Another issue is to remember that many have not grown up knowing the story of the promised and fulfilled birth of Jesus, the Messiah. For many, it is not being reminded of the old story, but rather hearing it for the first time. And for pastors, even though they have told this to many for many years, they must remember that for some/many, since they have not heard this story, we ought to preach and teach it bearing in mind there are those who have not yet heard it.
Steve Mathewson, senior pastor of CrossLife Evangelical Free Church in Libertyville, Illinois, addresses the privilege of preaching during this time of Advent and Christmas. He also addresses a challenge: “Jesus’ birth have been overlaid with centuries of exegetical misunderstandings and legendary elaborations.” Without careful exegetical and theological study these misunderstandings can lead to a misconstruing or misunderstanding of the Gospel and the writer’s emphases. For the pastor who has preached for many years, and who is looking for something new or fresh or creative, those I identified above, the temptation is to preach a novel interpretation that can also misconstrue or misunderstand the Gospel.

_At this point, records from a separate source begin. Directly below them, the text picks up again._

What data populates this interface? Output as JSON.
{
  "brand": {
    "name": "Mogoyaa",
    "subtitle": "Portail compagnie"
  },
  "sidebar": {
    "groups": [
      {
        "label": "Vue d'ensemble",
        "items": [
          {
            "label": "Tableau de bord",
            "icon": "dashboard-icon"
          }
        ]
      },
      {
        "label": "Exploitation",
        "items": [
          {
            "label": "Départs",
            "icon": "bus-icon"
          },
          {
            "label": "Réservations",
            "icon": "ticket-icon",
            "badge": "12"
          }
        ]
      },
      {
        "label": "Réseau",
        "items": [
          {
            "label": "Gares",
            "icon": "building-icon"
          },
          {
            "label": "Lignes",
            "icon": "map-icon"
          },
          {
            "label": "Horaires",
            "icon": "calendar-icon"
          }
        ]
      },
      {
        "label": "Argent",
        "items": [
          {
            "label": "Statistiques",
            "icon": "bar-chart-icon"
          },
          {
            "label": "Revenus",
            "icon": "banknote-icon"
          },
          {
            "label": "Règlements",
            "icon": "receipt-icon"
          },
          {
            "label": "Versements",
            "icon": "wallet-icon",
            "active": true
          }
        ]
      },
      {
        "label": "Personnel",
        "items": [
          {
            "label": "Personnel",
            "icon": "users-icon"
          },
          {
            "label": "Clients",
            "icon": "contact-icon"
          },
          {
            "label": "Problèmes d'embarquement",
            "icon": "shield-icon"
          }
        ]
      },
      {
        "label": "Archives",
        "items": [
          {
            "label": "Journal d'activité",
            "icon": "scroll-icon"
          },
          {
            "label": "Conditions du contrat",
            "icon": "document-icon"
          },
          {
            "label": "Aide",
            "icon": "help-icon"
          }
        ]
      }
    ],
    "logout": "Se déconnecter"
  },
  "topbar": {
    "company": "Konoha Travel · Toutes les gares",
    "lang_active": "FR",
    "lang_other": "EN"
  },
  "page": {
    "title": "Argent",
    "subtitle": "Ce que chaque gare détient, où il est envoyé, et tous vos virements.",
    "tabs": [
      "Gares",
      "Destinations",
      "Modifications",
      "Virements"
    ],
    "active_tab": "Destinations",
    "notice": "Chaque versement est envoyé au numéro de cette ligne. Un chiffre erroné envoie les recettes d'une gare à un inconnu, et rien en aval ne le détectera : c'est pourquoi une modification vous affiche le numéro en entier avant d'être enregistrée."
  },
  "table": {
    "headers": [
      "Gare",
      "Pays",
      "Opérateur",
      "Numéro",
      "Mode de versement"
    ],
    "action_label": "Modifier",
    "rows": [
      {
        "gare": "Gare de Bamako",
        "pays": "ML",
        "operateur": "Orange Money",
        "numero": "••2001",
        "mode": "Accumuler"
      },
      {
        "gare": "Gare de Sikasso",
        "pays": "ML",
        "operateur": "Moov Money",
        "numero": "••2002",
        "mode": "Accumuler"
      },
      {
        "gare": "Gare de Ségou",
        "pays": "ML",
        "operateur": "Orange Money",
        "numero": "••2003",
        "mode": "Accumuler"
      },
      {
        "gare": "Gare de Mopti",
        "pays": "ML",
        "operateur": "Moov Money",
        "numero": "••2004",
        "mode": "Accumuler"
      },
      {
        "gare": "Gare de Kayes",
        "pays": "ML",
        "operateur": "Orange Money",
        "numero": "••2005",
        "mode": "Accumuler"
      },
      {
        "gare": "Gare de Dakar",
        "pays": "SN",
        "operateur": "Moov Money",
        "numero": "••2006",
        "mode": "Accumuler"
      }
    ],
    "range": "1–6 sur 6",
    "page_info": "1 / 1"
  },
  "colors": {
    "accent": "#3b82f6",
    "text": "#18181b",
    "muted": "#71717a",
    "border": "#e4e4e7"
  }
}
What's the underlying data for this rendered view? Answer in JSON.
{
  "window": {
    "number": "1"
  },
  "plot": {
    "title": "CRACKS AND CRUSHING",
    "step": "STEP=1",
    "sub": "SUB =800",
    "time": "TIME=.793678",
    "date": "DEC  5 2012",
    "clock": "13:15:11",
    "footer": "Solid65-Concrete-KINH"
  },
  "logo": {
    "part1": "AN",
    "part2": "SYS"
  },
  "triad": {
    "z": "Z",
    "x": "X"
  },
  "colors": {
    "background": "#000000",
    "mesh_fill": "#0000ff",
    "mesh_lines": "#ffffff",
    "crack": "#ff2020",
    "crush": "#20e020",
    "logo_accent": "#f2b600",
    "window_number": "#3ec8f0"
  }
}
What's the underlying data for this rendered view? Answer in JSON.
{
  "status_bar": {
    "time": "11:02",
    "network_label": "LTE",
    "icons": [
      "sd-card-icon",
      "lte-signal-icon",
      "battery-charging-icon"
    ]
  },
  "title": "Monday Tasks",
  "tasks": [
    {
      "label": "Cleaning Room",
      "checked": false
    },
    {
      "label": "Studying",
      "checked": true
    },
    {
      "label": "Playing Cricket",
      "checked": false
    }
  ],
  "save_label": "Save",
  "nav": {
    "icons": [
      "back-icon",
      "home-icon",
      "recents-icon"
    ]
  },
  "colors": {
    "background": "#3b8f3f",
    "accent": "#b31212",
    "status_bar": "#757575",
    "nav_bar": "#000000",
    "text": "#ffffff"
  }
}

In response, as a seasoned pastor who has preached these sermons many times over many years, Mathewson provides guidance in 6 Ways Not to Preach the Birth of Jesus. He writes, “let me offer six mistakes to avoid when preaching the story of Jesus’s birth. My concern is to help you proclaim, in the power of the Spirit, the birth narratives in a way that raises your listeners’ love and affection (and yours) for our Savior, the Lord Jesus Christ.” Here are, in heading only (I encourage you to read the whole article), the six mistakes to avoid.
Mathewson concludes, “Avoiding these six mistakes isn’t about intellectual snobbery. Correcting them may help people hear the story of Christ’s birth in a way that heightens their wonder at the gospel story. Our goal is to preach accurate, clear, compelling expositions of the text that re-reveal the living God and the glory of his gospel as centered in his Son” (emphasis mine).
And as you preach the biblical text in this way, may your whole life also “preach” this same truth.
If you approach this season of preaching and teaching with dread or tiredness, the problem is not with the biblical truth. It may be with your heart. The sermons you are preparing to preach to others may need to be preached to yourself. Ask the Lord to give you a renewed desire to study, live and preach the reality of this truth in a renewed way.
O Come Let Us Adore Him, Christ the Lord!